* _WHAT YOU NEED TO DO_
Copy out each line of the data that holds the string "远程服务调用信息".

* _Dataset rows describing interfaces_

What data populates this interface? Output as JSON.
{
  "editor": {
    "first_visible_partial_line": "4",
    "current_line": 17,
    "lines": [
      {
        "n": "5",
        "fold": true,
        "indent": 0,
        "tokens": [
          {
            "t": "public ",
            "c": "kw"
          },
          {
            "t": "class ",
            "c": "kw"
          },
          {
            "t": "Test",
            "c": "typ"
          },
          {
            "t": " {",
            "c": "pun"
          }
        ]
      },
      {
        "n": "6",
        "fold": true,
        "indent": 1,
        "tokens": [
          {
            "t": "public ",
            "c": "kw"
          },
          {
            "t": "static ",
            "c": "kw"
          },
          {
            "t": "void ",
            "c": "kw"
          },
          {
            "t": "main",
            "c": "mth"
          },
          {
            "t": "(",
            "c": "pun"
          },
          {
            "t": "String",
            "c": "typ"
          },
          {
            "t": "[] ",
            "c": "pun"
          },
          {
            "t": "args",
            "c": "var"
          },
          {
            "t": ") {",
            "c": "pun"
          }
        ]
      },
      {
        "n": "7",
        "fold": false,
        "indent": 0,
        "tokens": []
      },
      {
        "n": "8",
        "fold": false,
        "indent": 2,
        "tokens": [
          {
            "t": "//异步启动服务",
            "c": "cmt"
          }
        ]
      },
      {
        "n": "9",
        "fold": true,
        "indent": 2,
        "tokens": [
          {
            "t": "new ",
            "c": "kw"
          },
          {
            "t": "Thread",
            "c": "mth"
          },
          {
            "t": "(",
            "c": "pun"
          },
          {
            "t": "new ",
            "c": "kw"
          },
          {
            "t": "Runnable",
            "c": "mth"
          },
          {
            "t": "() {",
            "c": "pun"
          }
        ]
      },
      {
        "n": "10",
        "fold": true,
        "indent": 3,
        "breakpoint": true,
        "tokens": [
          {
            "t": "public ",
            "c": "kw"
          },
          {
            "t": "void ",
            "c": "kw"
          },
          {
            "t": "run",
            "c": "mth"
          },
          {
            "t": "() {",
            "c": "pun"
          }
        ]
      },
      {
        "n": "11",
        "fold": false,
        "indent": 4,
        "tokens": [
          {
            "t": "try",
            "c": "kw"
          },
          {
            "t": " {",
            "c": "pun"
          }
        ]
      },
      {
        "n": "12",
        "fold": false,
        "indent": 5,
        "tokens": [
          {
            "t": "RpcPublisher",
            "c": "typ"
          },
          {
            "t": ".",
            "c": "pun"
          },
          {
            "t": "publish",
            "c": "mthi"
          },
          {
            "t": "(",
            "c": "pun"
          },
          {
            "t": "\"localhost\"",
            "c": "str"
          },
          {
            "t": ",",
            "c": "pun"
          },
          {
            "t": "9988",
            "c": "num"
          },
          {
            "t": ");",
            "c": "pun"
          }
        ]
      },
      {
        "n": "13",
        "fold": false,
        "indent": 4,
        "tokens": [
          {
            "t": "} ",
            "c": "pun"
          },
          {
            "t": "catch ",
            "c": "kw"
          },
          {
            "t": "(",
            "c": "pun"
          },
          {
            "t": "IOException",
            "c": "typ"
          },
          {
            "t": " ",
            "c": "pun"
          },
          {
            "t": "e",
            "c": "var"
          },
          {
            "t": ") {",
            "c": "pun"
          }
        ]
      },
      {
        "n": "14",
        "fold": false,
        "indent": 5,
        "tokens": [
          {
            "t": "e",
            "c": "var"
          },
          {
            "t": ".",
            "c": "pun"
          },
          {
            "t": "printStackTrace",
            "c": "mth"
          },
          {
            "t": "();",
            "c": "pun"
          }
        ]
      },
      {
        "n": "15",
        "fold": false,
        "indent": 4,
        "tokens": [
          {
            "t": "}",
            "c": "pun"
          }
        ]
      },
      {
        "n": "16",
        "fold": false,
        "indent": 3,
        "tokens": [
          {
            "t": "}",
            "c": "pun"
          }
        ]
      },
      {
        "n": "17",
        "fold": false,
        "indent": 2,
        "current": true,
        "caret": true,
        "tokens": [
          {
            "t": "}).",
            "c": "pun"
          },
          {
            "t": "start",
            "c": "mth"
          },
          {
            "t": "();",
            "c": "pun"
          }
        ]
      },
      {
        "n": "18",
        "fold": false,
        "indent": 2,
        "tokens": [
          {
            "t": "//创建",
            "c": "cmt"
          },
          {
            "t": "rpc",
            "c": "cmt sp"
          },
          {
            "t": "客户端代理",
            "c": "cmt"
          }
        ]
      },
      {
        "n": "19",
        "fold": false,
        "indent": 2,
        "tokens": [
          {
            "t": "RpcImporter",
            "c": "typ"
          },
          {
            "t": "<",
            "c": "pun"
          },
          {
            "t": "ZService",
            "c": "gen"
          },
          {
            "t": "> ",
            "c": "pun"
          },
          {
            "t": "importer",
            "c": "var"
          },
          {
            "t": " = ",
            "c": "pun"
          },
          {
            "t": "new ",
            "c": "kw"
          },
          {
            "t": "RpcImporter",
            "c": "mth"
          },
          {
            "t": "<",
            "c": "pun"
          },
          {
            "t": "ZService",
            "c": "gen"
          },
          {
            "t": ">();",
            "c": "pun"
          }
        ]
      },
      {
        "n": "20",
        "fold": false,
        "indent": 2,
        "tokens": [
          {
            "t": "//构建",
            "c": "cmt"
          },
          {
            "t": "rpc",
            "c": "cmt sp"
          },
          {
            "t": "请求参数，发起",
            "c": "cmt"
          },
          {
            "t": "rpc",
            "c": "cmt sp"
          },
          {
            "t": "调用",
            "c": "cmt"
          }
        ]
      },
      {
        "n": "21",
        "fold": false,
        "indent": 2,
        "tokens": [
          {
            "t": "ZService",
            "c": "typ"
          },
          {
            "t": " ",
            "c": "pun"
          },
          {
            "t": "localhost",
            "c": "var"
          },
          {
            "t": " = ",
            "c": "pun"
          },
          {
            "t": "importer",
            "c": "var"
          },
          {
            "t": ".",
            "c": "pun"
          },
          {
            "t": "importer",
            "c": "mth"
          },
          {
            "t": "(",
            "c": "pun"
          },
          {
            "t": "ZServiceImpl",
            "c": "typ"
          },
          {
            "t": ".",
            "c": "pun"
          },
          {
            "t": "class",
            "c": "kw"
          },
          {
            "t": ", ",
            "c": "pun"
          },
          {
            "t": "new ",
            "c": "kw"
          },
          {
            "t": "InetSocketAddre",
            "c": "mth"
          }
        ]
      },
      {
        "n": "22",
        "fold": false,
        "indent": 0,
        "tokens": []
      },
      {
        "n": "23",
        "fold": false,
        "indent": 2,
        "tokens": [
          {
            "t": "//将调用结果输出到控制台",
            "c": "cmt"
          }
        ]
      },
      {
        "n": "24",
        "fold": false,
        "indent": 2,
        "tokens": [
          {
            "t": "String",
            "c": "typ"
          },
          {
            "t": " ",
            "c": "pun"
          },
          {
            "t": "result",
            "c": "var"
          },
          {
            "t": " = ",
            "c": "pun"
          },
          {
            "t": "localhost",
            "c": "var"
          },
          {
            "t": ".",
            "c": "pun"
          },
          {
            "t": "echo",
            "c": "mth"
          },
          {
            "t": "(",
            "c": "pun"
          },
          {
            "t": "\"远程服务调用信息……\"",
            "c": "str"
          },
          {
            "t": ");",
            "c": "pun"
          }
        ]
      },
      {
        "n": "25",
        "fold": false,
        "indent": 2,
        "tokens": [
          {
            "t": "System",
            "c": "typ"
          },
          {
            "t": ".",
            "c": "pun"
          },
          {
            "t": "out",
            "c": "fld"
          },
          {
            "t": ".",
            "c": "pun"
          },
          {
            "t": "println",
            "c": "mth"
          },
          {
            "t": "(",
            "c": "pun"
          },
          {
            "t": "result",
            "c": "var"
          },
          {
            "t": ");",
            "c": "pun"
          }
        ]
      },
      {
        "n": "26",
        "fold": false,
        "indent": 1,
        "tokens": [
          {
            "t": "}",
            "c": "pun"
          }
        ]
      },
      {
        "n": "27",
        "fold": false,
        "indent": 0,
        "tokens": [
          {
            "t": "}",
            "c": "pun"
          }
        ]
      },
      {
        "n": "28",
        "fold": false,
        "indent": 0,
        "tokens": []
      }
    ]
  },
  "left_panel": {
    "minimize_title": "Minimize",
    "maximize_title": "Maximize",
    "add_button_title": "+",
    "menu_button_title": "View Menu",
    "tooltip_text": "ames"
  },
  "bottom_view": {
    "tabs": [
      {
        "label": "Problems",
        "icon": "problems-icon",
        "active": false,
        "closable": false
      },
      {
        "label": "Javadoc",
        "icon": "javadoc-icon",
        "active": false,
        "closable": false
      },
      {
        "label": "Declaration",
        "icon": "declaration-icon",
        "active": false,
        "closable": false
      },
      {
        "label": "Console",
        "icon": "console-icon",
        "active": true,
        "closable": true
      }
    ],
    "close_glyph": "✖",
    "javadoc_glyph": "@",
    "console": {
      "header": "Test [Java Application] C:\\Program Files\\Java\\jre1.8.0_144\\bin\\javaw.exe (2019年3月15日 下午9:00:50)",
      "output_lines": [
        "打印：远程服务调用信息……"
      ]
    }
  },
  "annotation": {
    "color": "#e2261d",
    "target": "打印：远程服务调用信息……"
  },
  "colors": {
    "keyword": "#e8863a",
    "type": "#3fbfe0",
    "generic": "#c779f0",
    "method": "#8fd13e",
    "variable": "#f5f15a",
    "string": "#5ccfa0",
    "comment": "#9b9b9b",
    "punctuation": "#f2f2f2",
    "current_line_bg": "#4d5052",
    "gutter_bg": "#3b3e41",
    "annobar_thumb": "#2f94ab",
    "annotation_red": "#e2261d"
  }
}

* _COMPLETED EXERCISE_
            "t": "\"远程服务调用信息……\"",
        "打印：远程服务调用信息……"
    "target": "打印：远程服务调用信息……"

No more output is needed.